Human rights advocates tend to dismiss disclosure laws like S-211 as nothing better than corporate image polishing efforts. “The report-only approach has been a total failure wherever it’s been tried,” says Emily Dwyer, policy director at the Canadian Network on Corporate Accountability. “It hasn’t curbed corporate abuse at all.
“Canada is at a crossroads here. If it settles for something like S-211, it’s just catching up with the failed ideas of 2015.”
Yvon Dandurand, co-author of the International Center for Criminal Law Reform and Criminal Justice Policy report and emeritus professor of criminology at the University of the Fraser Valley, says he opts for a more “cautious” approach. While he thinks supply chain human rights laws should have “real world consequences” for bad actors, he questions whether it’s plausible to come up with “stringent” new requirements for Canadian transnationals – especially now, with so many supply chains in disarray.
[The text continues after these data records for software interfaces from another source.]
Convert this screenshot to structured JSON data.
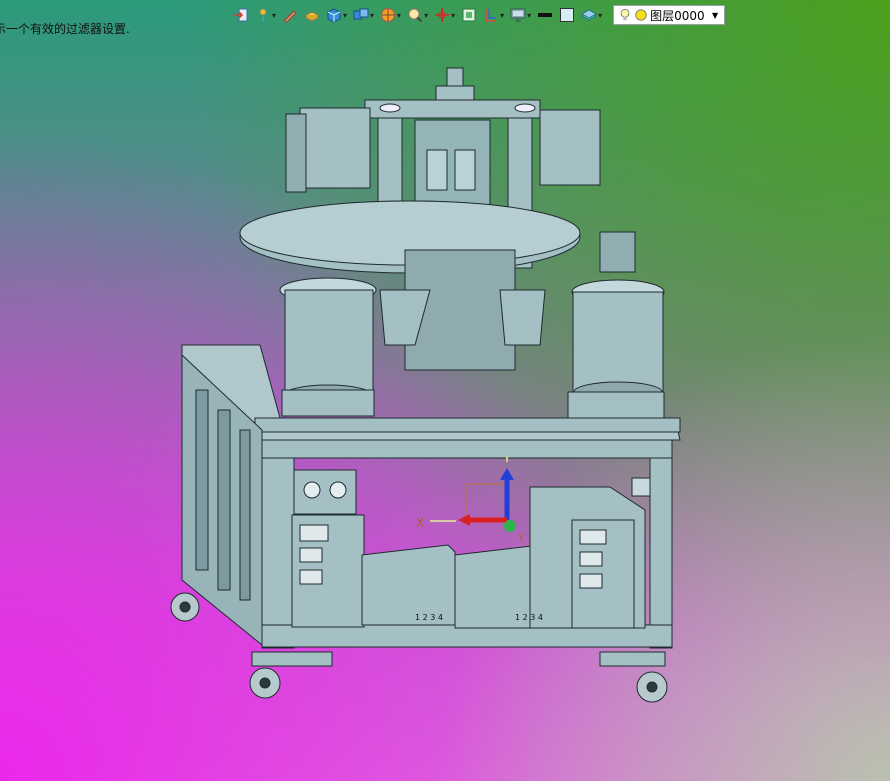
{
  "status": {
    "message": "示一个有效的过滤器设置."
  },
  "toolbar": {
    "buttons": [
      {
        "icon": "export-icon",
        "dropdown": false
      },
      {
        "icon": "pin-icon",
        "dropdown": true
      },
      {
        "icon": "pen-icon",
        "dropdown": false
      },
      {
        "icon": "block-icon",
        "dropdown": false
      },
      {
        "icon": "solid-cube-icon",
        "dropdown": true
      },
      {
        "icon": "multi-cube-icon",
        "dropdown": true
      },
      {
        "icon": "sphere-icon",
        "dropdown": true
      },
      {
        "icon": "zoom-icon",
        "dropdown": true
      },
      {
        "icon": "axis-icon",
        "dropdown": true
      },
      {
        "icon": "fit-icon",
        "dropdown": false
      },
      {
        "icon": "section-icon",
        "dropdown": true
      },
      {
        "icon": "display-icon",
        "dropdown": true
      },
      {
        "icon": "line-icon",
        "dropdown": false
      },
      {
        "icon": "square-icon",
        "dropdown": false
      },
      {
        "icon": "layer-stack-icon",
        "dropdown": true
      }
    ],
    "layer_label": "图层0000"
  },
  "viewport": {
    "axis_x_label": "X",
    "axis_y_label": "Y",
    "tag_left": "1 2 3 4",
    "tag_right": "1 2 3 4",
    "colors": {
      "machine": "#a4c0c4",
      "machine_dark": "#7c9aa0",
      "stroke": "#1e2a2e"
    }
  }
}
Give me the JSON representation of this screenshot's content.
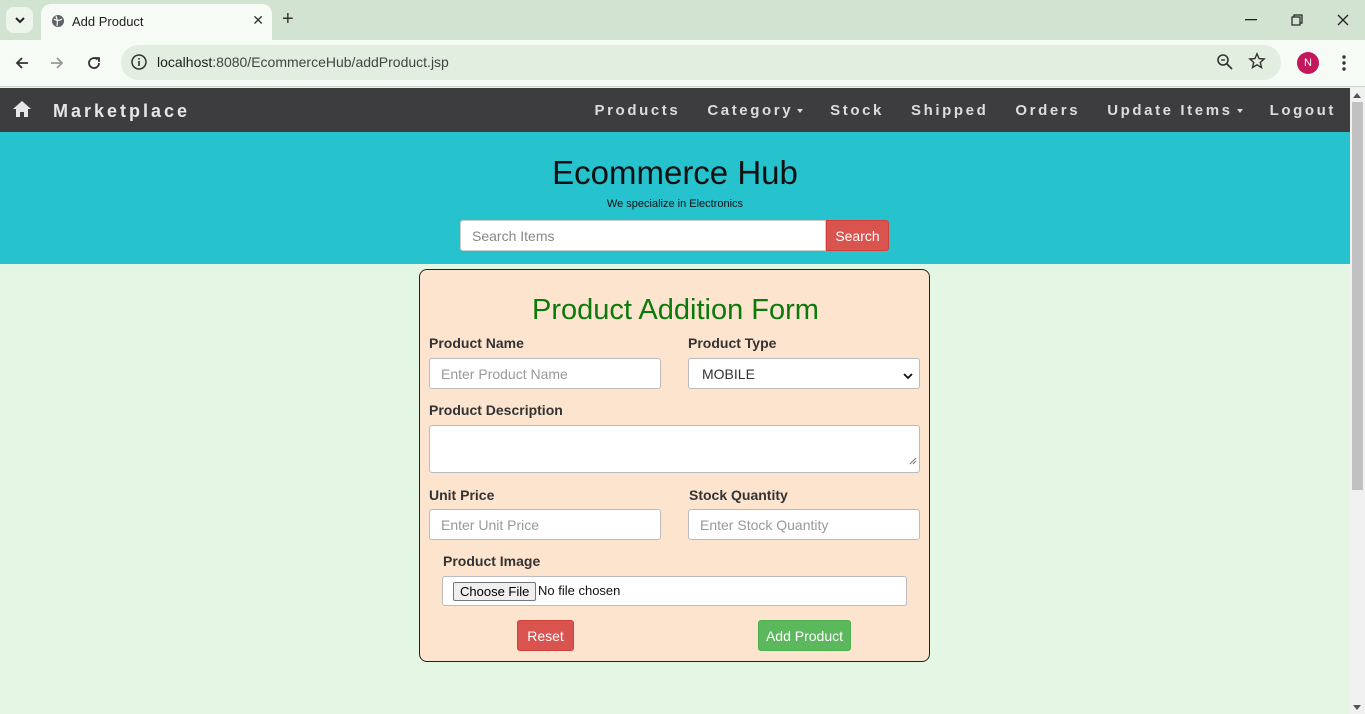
{
  "browser": {
    "tab_title": "Add Product",
    "url_host": "localhost",
    "url_rest": ":8080/EcommerceHub/addProduct.jsp",
    "profile_initial": "N"
  },
  "navbar": {
    "brand": "Marketplace",
    "items": [
      {
        "label": "Products",
        "dropdown": false
      },
      {
        "label": "Category",
        "dropdown": true
      },
      {
        "label": "Stock",
        "dropdown": false
      },
      {
        "label": "Shipped",
        "dropdown": false
      },
      {
        "label": "Orders",
        "dropdown": false
      },
      {
        "label": "Update Items",
        "dropdown": true
      },
      {
        "label": "Logout",
        "dropdown": false
      }
    ]
  },
  "hero": {
    "title": "Ecommerce Hub",
    "subtitle": "We specialize in Electronics",
    "search_placeholder": "Search Items",
    "search_button": "Search"
  },
  "form": {
    "title": "Product Addition Form",
    "product_name_label": "Product Name",
    "product_name_placeholder": "Enter Product Name",
    "product_type_label": "Product Type",
    "product_type_value": "MOBILE",
    "description_label": "Product Description",
    "unit_price_label": "Unit Price",
    "unit_price_placeholder": "Enter Unit Price",
    "stock_label": "Stock Quantity",
    "stock_placeholder": "Enter Stock Quantity",
    "image_label": "Product Image",
    "choose_file": "Choose File",
    "file_status": "No file chosen",
    "reset_button": "Reset",
    "add_button": "Add Product"
  },
  "colors": {
    "navbar_bg": "#3d3d3f",
    "hero_bg": "#26c2ce",
    "page_bg": "#e4f7e4",
    "form_bg": "#fde4cf",
    "form_title": "#0b7a0b",
    "danger": "#d9534f",
    "success": "#5cb85c"
  }
}
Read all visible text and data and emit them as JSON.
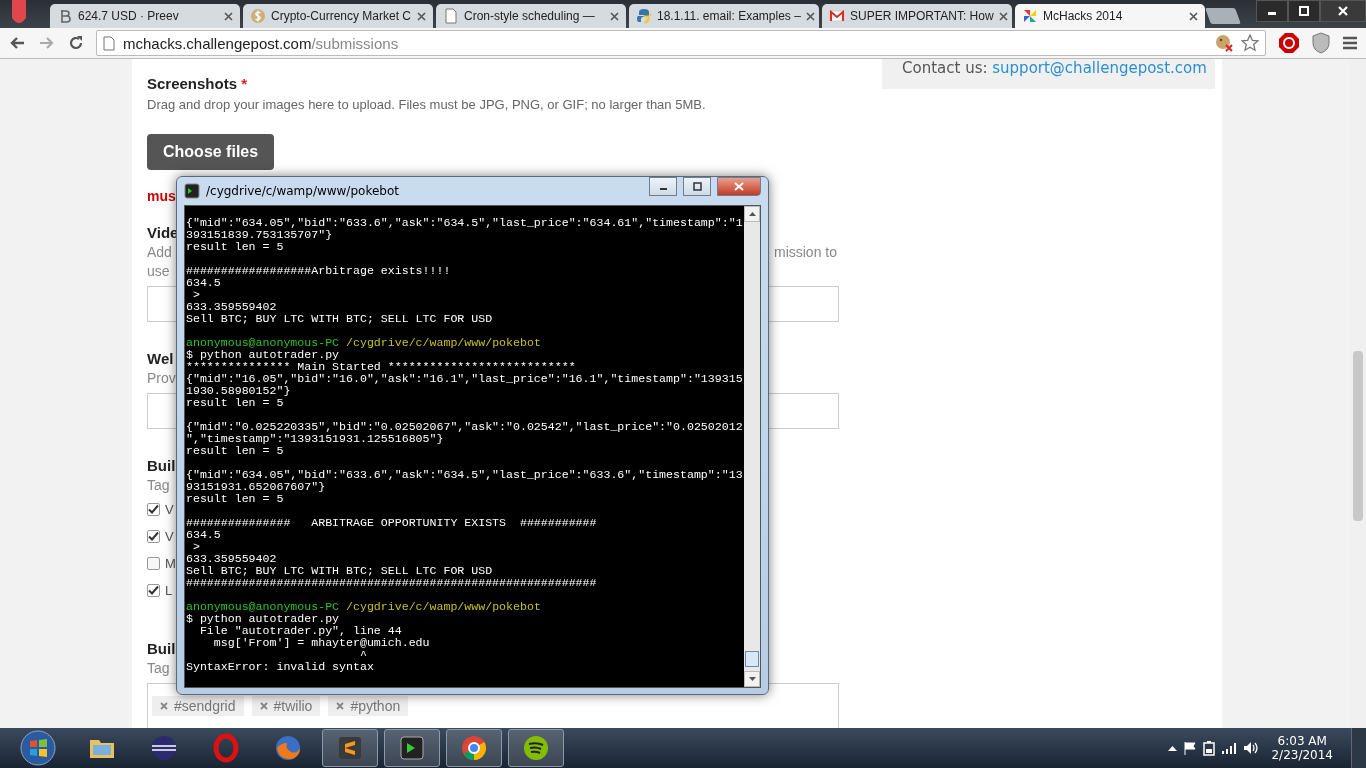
{
  "browser": {
    "tabs": [
      {
        "kind": "bitcoin",
        "title": "624.7 USD · Preev",
        "selected": false
      },
      {
        "kind": "dollar",
        "title": "Crypto-Currency Market C",
        "selected": false
      },
      {
        "kind": "page",
        "title": "Cron-style scheduling —",
        "selected": false
      },
      {
        "kind": "python",
        "title": "18.1.11. email: Examples –",
        "selected": false
      },
      {
        "kind": "mail",
        "title": "SUPER IMPORTANT: How",
        "selected": false
      },
      {
        "kind": "pinwheel",
        "title": "McHacks 2014",
        "selected": true
      }
    ],
    "address": {
      "host": "mchacks.challengepost.com",
      "path": "/submissions"
    }
  },
  "page": {
    "sidebar": {
      "label": "Contact us: ",
      "link": "support@challengepost.com"
    },
    "screenshots": {
      "title": "Screenshots",
      "required": "*",
      "hint": "Drag and drop your images here to upload. Files must be JPG, PNG, or GIF; no larger than 5MB.",
      "button": "Choose files",
      "error": "mus"
    },
    "video": {
      "title": "Vide",
      "hint_left_1": "Add",
      "hint_right_1": "mission to",
      "hint_left_2": "use"
    },
    "website": {
      "title": "Wel",
      "hint": "Prov"
    },
    "built_with": {
      "title": "Buil",
      "hint": "Tag",
      "options": [
        {
          "label": "V",
          "checked": true
        },
        {
          "label": "V",
          "checked": true
        },
        {
          "label": "M",
          "checked": false
        },
        {
          "label": "L",
          "checked": true
        }
      ]
    },
    "built_with_2": {
      "title": "Buil",
      "hint": "Tag",
      "tags": [
        "#sendgrid",
        "#twilio",
        "#python"
      ]
    }
  },
  "terminal": {
    "title": "/cygdrive/c/wamp/www/pokebot",
    "lines": [
      {
        "kind": "out",
        "text": "{\"mid\":\"634.05\",\"bid\":\"633.6\",\"ask\":\"634.5\",\"last_price\":\"634.61\",\"timestamp\":\"1"
      },
      {
        "kind": "out",
        "text": "393151839.753135707\"}"
      },
      {
        "kind": "out",
        "text": "result len = 5"
      },
      {
        "kind": "blank"
      },
      {
        "kind": "out",
        "text": "##################Arbitrage exists!!!!"
      },
      {
        "kind": "out",
        "text": "634.5"
      },
      {
        "kind": "out",
        "text": " >"
      },
      {
        "kind": "out",
        "text": "633.359559402"
      },
      {
        "kind": "out",
        "text": "Sell BTC; BUY LTC WITH BTC; SELL LTC FOR USD"
      },
      {
        "kind": "blank"
      },
      {
        "kind": "prompt",
        "user": "anonymous@anonymous-PC",
        "path": "/cygdrive/c/wamp/www/pokebot"
      },
      {
        "kind": "out",
        "text": "$ python autotrader.py"
      },
      {
        "kind": "out",
        "text": "*************** Main Started ***************************"
      },
      {
        "kind": "out",
        "text": "{\"mid\":\"16.05\",\"bid\":\"16.0\",\"ask\":\"16.1\",\"last_price\":\"16.1\",\"timestamp\":\"139315"
      },
      {
        "kind": "out",
        "text": "1930.58980152\"}"
      },
      {
        "kind": "out",
        "text": "result len = 5"
      },
      {
        "kind": "blank"
      },
      {
        "kind": "out",
        "text": "{\"mid\":\"0.025220335\",\"bid\":\"0.02502067\",\"ask\":\"0.02542\",\"last_price\":\"0.02502012"
      },
      {
        "kind": "out",
        "text": "\",\"timestamp\":\"1393151931.125516805\"}"
      },
      {
        "kind": "out",
        "text": "result len = 5"
      },
      {
        "kind": "blank"
      },
      {
        "kind": "out",
        "text": "{\"mid\":\"634.05\",\"bid\":\"633.6\",\"ask\":\"634.5\",\"last_price\":\"633.6\",\"timestamp\":\"13"
      },
      {
        "kind": "out",
        "text": "93151931.652067607\"}"
      },
      {
        "kind": "out",
        "text": "result len = 5"
      },
      {
        "kind": "blank"
      },
      {
        "kind": "out",
        "text": "###############   ARBITRAGE OPPORTUNITY EXISTS  ###########"
      },
      {
        "kind": "out",
        "text": "634.5"
      },
      {
        "kind": "out",
        "text": " >"
      },
      {
        "kind": "out",
        "text": "633.359559402"
      },
      {
        "kind": "out",
        "text": "Sell BTC; BUY LTC WITH BTC; SELL LTC FOR USD"
      },
      {
        "kind": "out",
        "text": "###########################################################"
      },
      {
        "kind": "blank"
      },
      {
        "kind": "prompt",
        "user": "anonymous@anonymous-PC",
        "path": "/cygdrive/c/wamp/www/pokebot"
      },
      {
        "kind": "out",
        "text": "$ python autotrader.py"
      },
      {
        "kind": "out",
        "text": "  File \"autotrader.py\", line 44"
      },
      {
        "kind": "out",
        "text": "    msg['From'] = mhayter@umich.edu"
      },
      {
        "kind": "out",
        "text": "                         ^"
      },
      {
        "kind": "out",
        "text": "SyntaxError: invalid syntax"
      }
    ]
  },
  "taskbar": {
    "apps": [
      {
        "kind": "folder",
        "running": false
      },
      {
        "kind": "eclipse",
        "running": false
      },
      {
        "kind": "opera",
        "running": false
      },
      {
        "kind": "firefox",
        "running": false
      },
      {
        "kind": "sublime",
        "running": true
      },
      {
        "kind": "terminal",
        "running": true
      },
      {
        "kind": "chrome",
        "running": true
      },
      {
        "kind": "spotify",
        "running": true
      }
    ],
    "time": "6:03 AM",
    "date": "2/23/2014"
  }
}
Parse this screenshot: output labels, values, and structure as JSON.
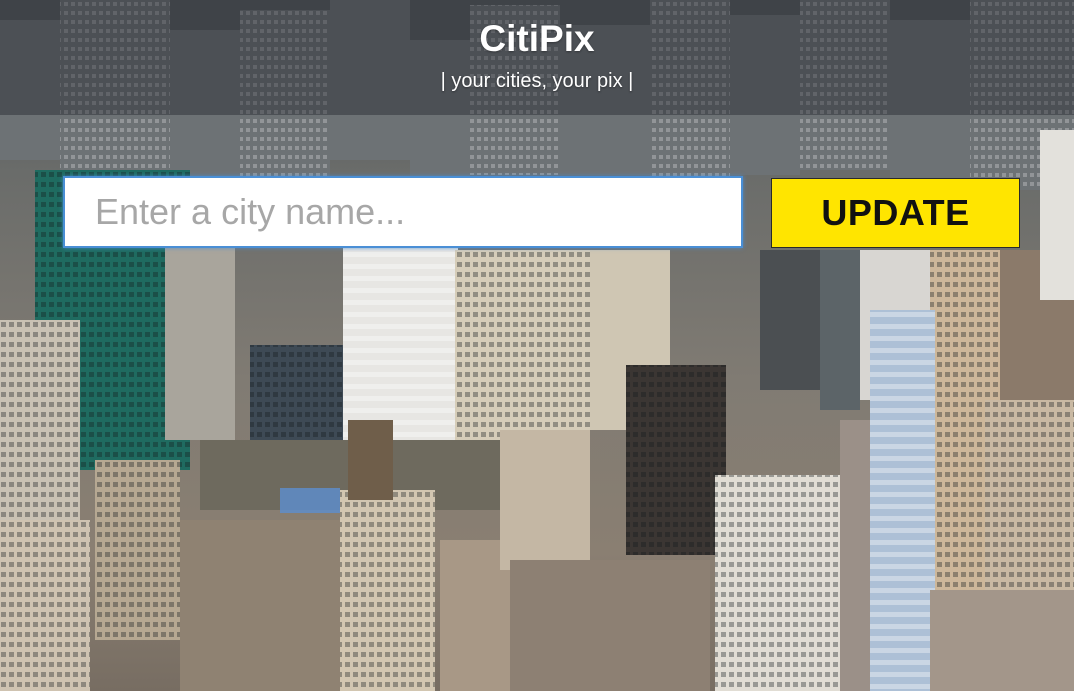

“The corporate sector will make representations to government that now is not the time to do that, that anything that further limits supply chains would be a bad idea at this time,” he says.
William Pellerin, international business associate at McMillan LLP, says lawmakers also need to keep in mind what companies know and can know about their overseas supply chains.
“Even the most conscientious companies are often powerless to cover the whole chain,” he says. “You can hire outside experts to do an audit, but even then there can be gaps. When a product crosses a national border, it’s tracked. But when it moves from one region to another another within a country, it’s not. So you just don’t know.”
Judy Fudge, LIUNA Enrico Henry Mancinelli Professor of Global Labor Issues at McMaster University, says she’s heard this argument before and isn’t convinced.
“If a supplier provides poor quality products at the wrong price, there are penalties,” she says. “But these companies can’t protect workers in their supply chains because those supply chains are too complex?”
Several factors could influence the direction of the federal government. The first is corporate lobbying, particularly from the extractive sector. “It may be more difficult to introduce [a due diligence law] in Canada, where historically corporations seem to have had so much influence,” says Hayli Millar, associate professor of criminology at the University of the Fraser Valley and co-author of the report.
Fudge says another factor could be the role of the NDP, which now has influence over the Trudeau government through its confidence and supply agreement. The party has made it clear through C-262 that it wants to take a much tougher line against corporate bad actors.
In addition, Canada rarely manages to set the rules of the game in international markets and many of its trading relationships. The European Commission’s draft regulation on human rights and environmental due diligence, published earlier this year, would oblige large EU companies – and certain non-EU companies doing business in Europe – to identify and prevent violations of human rights and the environment in their supply chains. Companies that dropped the ball would face both administrative penalties and civil liability.
It is an ambitious and aggressive approach to the problem. Assuming it is eventually adopted by EU member states, it doesn’t matter to Canadian companies operating in Europe what Ottawa decides to do. Many of them would have to adapt to European rules or find customers elsewhere.
“The EU will end up adopting something new. It’s just a matter of rigor,” says Fudge.
“By delaying new legislation for so long, the [federal government] may have backed into a corner.”